By Ngawang C. Drakmargyapon
Phayul Special Correspondent
United Nations, Geneva, September 1 – Last week at the UN’s headquarters in New York, the UN Committee on the Elimination of All Forms of Discrimination (CEDAW) said that in present-day China women, including Tibetan women faced multiple forms of discrimination and called upon the Chinese authorities to take measures to change the situation.
Adopting its conclusions and recommendations on China’s combined fifth and sixth reports which CEDAW reviewed in two public meeting on 10 August, the Committee expressed concern about the disadvantaged position of rural women with regard to access to education, health, employment, and participation in leadership and land property. “It is also concerned at the situation of rural minority women, including Tibetan women, who face multiple forms of discrimination based on sex, ethnic or cultural background and socio-economic status,” the body said in a document dated 25 August.

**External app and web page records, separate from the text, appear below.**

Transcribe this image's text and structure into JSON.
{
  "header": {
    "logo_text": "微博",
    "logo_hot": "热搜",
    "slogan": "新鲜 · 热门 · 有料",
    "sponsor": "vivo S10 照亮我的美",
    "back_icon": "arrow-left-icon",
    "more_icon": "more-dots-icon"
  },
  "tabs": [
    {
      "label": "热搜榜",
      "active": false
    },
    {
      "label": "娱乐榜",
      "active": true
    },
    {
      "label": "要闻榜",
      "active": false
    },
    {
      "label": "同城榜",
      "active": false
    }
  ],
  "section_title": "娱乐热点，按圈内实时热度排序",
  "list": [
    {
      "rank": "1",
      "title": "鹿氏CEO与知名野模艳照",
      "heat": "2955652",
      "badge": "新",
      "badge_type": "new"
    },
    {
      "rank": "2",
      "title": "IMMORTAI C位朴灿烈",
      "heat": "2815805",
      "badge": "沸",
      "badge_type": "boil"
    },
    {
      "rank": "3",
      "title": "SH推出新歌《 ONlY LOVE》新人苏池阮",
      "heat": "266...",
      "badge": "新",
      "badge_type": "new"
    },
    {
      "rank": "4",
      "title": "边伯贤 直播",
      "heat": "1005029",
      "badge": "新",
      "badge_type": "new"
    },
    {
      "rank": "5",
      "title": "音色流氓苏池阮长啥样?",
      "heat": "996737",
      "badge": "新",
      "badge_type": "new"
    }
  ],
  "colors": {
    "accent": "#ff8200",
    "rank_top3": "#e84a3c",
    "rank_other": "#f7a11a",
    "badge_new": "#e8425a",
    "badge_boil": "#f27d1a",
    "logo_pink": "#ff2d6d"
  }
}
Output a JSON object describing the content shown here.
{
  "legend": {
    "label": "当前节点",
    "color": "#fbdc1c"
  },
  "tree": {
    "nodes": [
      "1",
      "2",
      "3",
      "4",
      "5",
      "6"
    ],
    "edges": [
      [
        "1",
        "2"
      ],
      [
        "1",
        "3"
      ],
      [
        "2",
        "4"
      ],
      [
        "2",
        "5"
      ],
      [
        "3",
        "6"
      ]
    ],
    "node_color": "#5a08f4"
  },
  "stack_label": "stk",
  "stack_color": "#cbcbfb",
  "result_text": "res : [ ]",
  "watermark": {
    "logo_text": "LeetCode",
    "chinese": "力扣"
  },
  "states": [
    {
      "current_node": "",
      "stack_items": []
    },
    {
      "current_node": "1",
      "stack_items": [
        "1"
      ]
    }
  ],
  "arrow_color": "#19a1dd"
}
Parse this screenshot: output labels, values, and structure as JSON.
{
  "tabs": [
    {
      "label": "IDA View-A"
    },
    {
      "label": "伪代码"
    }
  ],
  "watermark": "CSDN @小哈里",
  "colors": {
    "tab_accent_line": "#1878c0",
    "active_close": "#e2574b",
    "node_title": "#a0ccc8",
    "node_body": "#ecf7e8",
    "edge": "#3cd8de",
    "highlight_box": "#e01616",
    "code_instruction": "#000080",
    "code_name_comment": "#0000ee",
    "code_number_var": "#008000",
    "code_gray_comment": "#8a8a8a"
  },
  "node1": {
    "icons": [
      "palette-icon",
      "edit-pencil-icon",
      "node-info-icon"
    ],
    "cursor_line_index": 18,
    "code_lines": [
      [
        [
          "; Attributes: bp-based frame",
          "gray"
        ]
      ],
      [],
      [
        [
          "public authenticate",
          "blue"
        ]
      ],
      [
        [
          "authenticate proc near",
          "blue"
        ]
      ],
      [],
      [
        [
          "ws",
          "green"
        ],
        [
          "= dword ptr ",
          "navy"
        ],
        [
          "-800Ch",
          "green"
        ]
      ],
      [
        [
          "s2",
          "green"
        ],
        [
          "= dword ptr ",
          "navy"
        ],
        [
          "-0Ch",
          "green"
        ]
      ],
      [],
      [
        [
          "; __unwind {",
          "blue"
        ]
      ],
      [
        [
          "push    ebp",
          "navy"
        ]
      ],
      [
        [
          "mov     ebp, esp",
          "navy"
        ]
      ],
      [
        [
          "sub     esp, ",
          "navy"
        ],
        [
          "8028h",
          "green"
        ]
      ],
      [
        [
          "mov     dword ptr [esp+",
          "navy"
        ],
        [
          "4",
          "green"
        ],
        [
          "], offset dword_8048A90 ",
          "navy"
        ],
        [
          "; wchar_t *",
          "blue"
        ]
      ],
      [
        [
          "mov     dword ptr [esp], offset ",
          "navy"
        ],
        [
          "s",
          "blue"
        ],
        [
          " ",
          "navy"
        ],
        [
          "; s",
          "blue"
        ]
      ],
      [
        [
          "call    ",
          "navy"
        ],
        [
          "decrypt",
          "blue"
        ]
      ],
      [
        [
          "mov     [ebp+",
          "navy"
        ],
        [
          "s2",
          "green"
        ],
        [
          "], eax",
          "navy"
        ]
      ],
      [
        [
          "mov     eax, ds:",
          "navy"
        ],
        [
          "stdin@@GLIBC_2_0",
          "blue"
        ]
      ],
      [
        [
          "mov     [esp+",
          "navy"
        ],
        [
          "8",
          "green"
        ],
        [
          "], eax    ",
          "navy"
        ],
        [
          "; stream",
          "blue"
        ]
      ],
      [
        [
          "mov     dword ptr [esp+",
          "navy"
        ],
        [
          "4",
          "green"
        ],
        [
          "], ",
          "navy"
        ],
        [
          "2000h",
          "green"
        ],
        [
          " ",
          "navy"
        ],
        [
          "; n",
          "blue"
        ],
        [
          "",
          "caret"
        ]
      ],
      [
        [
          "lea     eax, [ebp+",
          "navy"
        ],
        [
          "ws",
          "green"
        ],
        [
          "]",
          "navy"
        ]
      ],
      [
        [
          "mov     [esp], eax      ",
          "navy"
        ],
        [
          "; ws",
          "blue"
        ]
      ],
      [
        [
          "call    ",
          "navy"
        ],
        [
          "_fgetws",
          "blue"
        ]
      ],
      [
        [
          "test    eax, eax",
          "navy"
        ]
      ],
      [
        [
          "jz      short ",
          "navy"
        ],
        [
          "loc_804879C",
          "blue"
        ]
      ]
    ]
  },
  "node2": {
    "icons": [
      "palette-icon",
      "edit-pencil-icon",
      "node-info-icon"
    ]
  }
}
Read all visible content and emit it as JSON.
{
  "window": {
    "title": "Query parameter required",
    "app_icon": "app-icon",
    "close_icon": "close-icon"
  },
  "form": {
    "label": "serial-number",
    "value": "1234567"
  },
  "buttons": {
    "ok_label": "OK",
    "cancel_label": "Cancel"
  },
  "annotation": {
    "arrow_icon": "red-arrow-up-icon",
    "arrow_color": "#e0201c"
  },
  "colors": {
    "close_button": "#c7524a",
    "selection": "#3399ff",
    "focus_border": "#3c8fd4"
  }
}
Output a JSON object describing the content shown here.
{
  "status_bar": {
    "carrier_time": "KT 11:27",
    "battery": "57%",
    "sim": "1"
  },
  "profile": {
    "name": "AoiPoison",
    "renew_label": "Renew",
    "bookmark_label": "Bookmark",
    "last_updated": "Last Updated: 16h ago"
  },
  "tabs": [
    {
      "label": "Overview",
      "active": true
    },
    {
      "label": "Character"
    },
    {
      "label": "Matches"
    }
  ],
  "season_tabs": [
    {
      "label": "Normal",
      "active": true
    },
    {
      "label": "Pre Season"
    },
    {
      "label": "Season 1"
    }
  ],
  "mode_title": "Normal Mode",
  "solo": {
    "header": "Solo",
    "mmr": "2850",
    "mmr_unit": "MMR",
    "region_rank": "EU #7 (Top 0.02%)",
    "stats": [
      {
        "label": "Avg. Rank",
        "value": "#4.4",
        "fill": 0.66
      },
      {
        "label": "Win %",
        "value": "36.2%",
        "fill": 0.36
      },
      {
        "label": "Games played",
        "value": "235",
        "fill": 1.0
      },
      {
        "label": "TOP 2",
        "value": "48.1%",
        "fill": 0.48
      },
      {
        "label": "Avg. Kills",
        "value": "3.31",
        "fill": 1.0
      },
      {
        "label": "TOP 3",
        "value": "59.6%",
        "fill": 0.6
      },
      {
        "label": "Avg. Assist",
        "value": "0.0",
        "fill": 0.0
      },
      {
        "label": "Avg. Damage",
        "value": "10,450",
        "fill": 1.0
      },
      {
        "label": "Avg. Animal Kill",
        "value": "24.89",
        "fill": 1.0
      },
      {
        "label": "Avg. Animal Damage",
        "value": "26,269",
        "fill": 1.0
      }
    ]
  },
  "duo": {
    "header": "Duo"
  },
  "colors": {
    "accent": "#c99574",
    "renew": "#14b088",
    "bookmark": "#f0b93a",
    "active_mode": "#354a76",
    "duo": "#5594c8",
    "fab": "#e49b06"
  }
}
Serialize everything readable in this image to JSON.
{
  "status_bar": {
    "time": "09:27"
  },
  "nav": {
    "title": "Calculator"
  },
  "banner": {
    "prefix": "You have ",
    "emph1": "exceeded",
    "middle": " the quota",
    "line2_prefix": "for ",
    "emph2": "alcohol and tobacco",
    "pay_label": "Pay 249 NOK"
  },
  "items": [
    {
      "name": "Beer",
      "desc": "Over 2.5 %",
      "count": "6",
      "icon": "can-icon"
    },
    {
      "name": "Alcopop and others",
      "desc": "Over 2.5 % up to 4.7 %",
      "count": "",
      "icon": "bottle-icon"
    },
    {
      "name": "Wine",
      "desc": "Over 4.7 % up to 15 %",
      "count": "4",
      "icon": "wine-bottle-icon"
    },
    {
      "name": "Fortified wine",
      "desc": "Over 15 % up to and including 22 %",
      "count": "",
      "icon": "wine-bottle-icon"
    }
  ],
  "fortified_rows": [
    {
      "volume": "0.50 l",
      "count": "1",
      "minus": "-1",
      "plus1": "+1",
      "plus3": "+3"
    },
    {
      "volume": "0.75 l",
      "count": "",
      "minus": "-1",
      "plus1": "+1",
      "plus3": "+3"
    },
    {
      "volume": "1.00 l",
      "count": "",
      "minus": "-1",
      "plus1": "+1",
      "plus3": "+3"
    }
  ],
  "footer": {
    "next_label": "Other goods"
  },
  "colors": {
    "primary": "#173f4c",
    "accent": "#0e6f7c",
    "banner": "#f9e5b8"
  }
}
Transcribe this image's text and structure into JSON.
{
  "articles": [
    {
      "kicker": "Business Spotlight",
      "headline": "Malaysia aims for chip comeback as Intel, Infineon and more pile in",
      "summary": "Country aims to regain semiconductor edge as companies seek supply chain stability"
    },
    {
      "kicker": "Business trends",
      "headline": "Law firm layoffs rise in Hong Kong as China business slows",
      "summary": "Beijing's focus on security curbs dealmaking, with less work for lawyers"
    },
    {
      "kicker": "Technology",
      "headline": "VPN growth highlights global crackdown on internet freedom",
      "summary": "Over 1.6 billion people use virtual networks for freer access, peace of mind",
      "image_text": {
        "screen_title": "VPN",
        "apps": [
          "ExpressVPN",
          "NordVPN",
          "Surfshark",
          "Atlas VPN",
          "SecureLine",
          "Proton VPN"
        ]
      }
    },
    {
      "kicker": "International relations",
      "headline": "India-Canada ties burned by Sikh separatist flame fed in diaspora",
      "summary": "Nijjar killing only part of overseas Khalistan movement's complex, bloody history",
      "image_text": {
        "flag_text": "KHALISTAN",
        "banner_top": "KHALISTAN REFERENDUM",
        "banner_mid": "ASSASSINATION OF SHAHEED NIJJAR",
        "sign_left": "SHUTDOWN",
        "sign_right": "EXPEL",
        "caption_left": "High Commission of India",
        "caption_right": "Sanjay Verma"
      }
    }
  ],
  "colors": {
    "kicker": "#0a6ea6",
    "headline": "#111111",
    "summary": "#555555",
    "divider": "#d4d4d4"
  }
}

Reiterating the Committee’s concern on the lack of a clear definition of discrimination against women in Chinese domestic legislation, CEDAW urged the Chinese authorities “to take a holistic approach to eliminating the multiple forms of discrimination that ethnic minority women face and to accelerate the achievement of their de-facto equality.”
The Committee did welcome certain legal reforms undertaken by China in recent years that relate to women rights but regretted that China’s reports failed to provide adequate data and analytical information on the situation of women. In this respect CEDAW recommended that in China’s next reports contain comprehensive information “on the situation of rural women, including ethnic minority women, especially with regard to their education, employment and health status and exposure to violence.”
As regards coercive birth control practices by the Chinese authorities on Tibetan women, the Committee has urged China “to investigate and prosecute the reports of abuse and violence against ethnic minority women by local family planning officials, including forced sterilization and abortion.”
The Tibetan Women’s Association (TWA) had in a report to the Committee called for international scrutiny “to ensure that the Chinese Government complies international and humanitarian and halts torture and other cruel treatment of Tibetan women during detention and imprisonment.” In reaction to such inputs received NGOs, the Committee said it was concerned about “reported incidents of violence against women in detention centers, in particular in Tibet” and advised China “to enhance victims’ access to justice and redress…”
On another serious matter which is affecting Tibetan girls with a growing number of them being lured to prostitution that can have a direct link to human trafficking, CEDAW said that the definition of trafficking in China’s Penal Code “is limited to the purpose of exploitation of prostitution and is therefore not in line with international standards.”
China’s next report, the seventh, to the Committee was due this month. However, the Committee concluded that China’s seventh and eighth reports should be submitted as a combined one in 2010.
Although the Chinese delegation before CEDAW was more than 25 members, none of the listed officials included Tibetans from either the “Tibet Autonomous Region” or other Tibetan areas in present-day China. As its past reports to other UN Treaty Bodies, China again failed to provide meaningful and adequate information about the overall situation of Tibetan women in all Tibetan areas under its rule.Click here to view full CEDAW Document.(pdf)